click to enlarge A booking photo of the late Jason Gomez. - FILE PHOTO
A booking photo of the late Jason Gomez.
File photo
Number 7:

On December 29, 2009, Vicki Lynn Trujillo filed a lawsuit on behalf of the Estate of Jason Gomez against the City and County of Denver, Denver Police Chief Gerald Whitman, and Denver Police Officer Timothy Campbell. Ms. Trujillo alleged that Officer Campbell began pursuing Mr. Gomez without reasonable suspicion or probable cause. When Officer Campbell confronted Mr. Gomez, he ordered Mr. Gomez to kneel on the ground and pointed his gun at him. Officer Campbell repeatedly shouted that he was going to kill Mr. Gomez. When Mr. Gomez, who was unarmed, stood up and began running from Officer Campbell, Officer Campbell shot him in the back. The bullet perforated Mr. Gomez’s spinal column. Officer Campbell then fired a second round of shots, hitting Mr. Gomez twice in the chest, once in the abdomen, once in the right thigh, and once in the left knee. Mr. Gomez died from multiple gunshot wounds. The case was settled in December of 2012 for $190,000.


click to enlarge The late Francisco Lobato. - FILE PHOTO
The late Francisco Lobato.
File photo
Number 8:

On January 6, 2006, Francisco Juan Lobato, Anthony Lobato, Barbara Lobato, and Ramona Lobato filed a lawsuit on behalf of the estate of Frank Lobato against the City and County of Denver, Denver Police Chief Gerald Whitman, and Denver Police Officers Ranjan Ford, Jr., Joshua Herrick, Gene Sharla, Robert Shiller, Charles Kyle, Steven Addison, and unidentified John and Jane Doe Officers. The Lobatos alleged that the Defendant Officers entered the Lobato home without a warrant looking for a suspect. Frank Lobato was sleeping in his bed at the time the officers entered the home and was unarmed. When the officers were unable to locate the suspect, they entered Mr. Lobato’s bedroom and shot and killed him. Denver paid $900,000 in 2007 to settle the lawsuit.

The knife Paul Childs was holding when he was shot and killed by Denver police. - FILE PHOTO
The knife Paul Childs was holding when he was shot and killed by Denver police.
File photo
Number 9:

In 2004, Denver paid the family of Paul Childs $1.32 million to settle a lawsuit brought after Mr. Childs, a developmentally disabled 15-year-old boy, was fatally shot by Denver Police Officer James Turney. Officer Turney responded to a 911 call from Mr. Childs’ sister, and when he arrived at the house, Mr. Childs was holding a knife. When Mr. Childs refused to drop the knife, Officer Turney shot and killed him. Two other officers were in the house with non-lethal tasers, which were not used. Mr. Childs’ mother informed officers that he was a “special needs” child, but they nonetheless shot him from the front door while he was standing in the hallway.
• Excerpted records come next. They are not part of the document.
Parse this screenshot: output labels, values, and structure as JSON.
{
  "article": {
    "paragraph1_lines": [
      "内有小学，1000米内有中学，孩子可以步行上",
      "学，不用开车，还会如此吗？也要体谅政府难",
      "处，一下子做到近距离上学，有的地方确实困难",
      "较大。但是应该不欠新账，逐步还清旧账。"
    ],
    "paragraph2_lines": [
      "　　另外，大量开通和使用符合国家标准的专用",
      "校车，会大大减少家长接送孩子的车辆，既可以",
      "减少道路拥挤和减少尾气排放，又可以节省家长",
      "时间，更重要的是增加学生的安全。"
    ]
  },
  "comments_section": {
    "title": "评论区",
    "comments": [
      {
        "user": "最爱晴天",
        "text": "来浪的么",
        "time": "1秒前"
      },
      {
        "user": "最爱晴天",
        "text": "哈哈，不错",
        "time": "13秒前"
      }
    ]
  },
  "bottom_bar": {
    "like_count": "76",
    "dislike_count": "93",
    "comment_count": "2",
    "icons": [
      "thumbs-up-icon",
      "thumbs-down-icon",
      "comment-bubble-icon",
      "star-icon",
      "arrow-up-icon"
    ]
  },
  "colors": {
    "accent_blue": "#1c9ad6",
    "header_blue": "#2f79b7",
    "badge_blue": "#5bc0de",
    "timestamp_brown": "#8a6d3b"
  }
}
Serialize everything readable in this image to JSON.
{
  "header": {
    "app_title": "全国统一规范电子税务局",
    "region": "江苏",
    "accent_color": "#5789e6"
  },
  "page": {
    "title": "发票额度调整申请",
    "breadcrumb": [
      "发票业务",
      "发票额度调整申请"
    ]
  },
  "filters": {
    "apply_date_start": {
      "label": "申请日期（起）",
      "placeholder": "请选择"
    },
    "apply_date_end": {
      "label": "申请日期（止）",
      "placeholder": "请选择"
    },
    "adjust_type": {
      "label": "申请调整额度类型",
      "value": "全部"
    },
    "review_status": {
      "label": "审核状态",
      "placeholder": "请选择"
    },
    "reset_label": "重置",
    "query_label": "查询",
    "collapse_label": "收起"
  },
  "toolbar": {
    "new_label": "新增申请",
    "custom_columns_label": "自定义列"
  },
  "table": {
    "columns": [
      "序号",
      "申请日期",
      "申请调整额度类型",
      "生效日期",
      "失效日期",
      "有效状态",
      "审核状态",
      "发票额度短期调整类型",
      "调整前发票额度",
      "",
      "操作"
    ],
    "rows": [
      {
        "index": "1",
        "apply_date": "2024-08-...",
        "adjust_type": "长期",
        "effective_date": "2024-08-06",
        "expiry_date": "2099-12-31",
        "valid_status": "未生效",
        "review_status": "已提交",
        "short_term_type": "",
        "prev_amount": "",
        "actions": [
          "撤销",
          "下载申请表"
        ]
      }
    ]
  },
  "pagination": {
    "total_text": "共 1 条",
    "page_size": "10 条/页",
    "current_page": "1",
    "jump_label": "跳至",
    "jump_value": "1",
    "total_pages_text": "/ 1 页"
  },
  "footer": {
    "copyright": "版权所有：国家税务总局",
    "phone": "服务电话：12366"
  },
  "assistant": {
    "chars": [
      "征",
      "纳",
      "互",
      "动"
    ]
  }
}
Number 10:

On February 25, 2004, Regina Keith filed a lawsuit on behalf of the estate of Gregory Lee Smith, Jr. against the City and County of Denver, Denver Police Chief Gerald Whitman, Denver Police Officers Robert Silvas and Jim Turney, and unknown John Doe Officers. Ms. Keith, Mr. Smith’s mother, alleged that the officers arrived at her home after she called 911 for assistance with a domestic dispute. When they arrived, Mr. Smith was in his bedroom. Mr. Smith then exited his bedroom with a three-inch utility knife. The officers ordered him to drop the knife, and when he didn’t, they fatally shot him. The individual officers settled the case for an unknown amount.

Click to read Estate of Dion Damon v. The City and County of Denver and Officer Jeffrey Motz.
KEEP WESTWORD FREE... Since we started Westword, it has been defined as the free, independent voice of Denver, and we'd like to keep it that way. With local media under siege, it's more important than ever for us to rally support behind funding our local journalism. You can help by participating in our "I Support" program, allowing us to keep offering readers access to our incisive coverage of local news, food and culture with no paywalls.
Michael Roberts has written for Westword since October 1990, serving stints as music editor and media columnist. He currently covers everything from breaking news and politics to sports and stories that defy categorization.
Contact: Michael Roberts